The Board found the steward’s conduct remained protected because the use of the notebook provided the employee “clarification and counsel” by reminding him of his defense.  The employee was entitled to be reminded of his defense at that point in the interview when it was most useful to both employee and employer.  The Board concluded that the union representative’s conduct did not interfere with the integrity of the employer’s investigation, and therefore, the employer’s threat to suspend him was unlawful.

Notwithstanding this decision, shop stewards are reminded that assistance to a member in a Weingarten interview that interferes with the employer’s legitimate right to interview the employee will not be protected and will subject the steward to lawful discipline.

As of today, the Weingarten protections only apply in a unionized setting.  But the NLRB in the past, before reversing itself, has extended these protections to non-unionized employees as well.  It is possible the current Board, dominated by Obama appointees, will revisit this issue, and if so, perhaps all employees will once again have a right to representation in investigative meetings.

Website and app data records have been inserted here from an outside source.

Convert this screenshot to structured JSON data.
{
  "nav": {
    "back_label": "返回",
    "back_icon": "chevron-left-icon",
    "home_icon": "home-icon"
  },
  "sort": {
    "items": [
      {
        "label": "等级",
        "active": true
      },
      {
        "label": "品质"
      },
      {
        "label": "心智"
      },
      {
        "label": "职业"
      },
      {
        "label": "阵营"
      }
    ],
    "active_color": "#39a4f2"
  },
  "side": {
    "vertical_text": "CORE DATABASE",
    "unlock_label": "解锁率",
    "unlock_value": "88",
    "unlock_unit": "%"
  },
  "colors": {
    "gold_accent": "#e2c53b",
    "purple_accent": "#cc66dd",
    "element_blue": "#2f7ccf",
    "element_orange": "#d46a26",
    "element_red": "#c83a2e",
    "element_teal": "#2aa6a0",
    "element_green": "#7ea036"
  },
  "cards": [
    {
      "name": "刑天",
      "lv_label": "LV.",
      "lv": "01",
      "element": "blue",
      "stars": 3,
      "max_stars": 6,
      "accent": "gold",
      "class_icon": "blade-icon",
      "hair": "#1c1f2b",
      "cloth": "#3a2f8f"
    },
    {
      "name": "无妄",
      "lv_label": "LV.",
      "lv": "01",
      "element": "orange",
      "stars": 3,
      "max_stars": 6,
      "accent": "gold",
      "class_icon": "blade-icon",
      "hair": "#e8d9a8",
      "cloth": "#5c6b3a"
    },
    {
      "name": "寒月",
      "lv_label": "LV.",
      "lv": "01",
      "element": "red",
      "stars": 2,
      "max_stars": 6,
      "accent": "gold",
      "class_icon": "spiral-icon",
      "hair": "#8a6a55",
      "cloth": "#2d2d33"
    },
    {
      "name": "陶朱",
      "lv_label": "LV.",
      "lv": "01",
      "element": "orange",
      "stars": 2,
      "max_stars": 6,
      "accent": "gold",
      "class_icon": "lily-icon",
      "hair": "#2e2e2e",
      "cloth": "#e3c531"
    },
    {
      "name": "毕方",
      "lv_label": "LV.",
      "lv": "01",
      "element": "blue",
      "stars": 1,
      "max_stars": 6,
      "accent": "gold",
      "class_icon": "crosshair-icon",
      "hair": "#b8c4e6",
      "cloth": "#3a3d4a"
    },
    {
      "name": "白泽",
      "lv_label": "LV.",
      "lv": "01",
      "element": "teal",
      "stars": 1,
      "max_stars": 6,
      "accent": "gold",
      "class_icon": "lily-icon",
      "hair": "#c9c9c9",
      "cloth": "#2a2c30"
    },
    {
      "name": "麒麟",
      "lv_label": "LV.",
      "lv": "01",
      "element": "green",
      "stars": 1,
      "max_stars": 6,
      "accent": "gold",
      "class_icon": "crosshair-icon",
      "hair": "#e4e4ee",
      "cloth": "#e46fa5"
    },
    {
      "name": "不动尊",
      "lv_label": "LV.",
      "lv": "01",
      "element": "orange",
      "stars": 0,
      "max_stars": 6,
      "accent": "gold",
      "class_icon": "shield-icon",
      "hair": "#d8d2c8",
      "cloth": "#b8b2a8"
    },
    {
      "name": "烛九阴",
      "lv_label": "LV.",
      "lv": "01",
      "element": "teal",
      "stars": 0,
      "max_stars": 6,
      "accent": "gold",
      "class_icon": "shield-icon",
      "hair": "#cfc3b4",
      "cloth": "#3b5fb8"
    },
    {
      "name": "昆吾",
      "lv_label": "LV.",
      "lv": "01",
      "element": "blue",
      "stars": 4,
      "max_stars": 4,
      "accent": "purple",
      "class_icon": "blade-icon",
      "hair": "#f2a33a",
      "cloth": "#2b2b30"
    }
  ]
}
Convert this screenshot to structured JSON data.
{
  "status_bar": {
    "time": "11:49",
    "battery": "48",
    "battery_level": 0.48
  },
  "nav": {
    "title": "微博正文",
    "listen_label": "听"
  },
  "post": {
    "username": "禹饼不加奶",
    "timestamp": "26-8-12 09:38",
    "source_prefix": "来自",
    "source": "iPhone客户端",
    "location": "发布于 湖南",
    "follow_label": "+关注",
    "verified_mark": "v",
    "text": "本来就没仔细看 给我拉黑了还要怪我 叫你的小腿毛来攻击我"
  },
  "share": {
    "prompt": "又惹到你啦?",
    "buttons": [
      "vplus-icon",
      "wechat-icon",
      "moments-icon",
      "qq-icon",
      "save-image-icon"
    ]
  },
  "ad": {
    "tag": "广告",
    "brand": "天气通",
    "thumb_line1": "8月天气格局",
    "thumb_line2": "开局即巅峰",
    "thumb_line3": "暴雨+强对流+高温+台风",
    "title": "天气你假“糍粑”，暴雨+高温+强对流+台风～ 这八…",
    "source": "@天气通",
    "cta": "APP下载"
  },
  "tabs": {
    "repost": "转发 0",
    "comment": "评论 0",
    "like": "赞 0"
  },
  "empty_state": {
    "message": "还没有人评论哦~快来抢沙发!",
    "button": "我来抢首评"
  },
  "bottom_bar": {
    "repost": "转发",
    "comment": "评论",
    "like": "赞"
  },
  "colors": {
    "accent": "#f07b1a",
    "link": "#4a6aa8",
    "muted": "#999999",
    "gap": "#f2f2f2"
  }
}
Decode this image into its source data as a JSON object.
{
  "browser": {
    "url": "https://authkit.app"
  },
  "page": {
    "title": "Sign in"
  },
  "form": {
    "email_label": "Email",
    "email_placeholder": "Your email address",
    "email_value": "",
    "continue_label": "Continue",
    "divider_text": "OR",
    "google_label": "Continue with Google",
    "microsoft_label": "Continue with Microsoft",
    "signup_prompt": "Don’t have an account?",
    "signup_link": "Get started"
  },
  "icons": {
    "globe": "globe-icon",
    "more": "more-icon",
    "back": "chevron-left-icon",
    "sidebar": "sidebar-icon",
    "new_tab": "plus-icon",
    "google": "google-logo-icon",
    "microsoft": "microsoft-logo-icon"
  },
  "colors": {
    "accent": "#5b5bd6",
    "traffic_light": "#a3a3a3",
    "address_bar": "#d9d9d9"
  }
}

The Weingarten protections for union representatives during employer investigatory meetings are a dynamic area of labor law.  Beeson, Tayer & Bodine is a California law firm that represents unions and their members, and routinely practices before the NLRB.  The reader might find this related blog article interesting where we highlight the union representative’s rights to insist on knowing the purpose of an investigatory meeting in advance, Weingarten Representatives Have Rights Too.

The material on this website is provided by Beeson, Tayer & Bodine for informational purposes only and does not constitute legal advice. Readers should consult with their own legal counsel before acting on any of the information presented. Some of the articles are updated periodically, and are marked with the date of the last update. Again, readers should consult with their own legal counsel for the most current information and to obtain professional advice before acting on any of the information presented.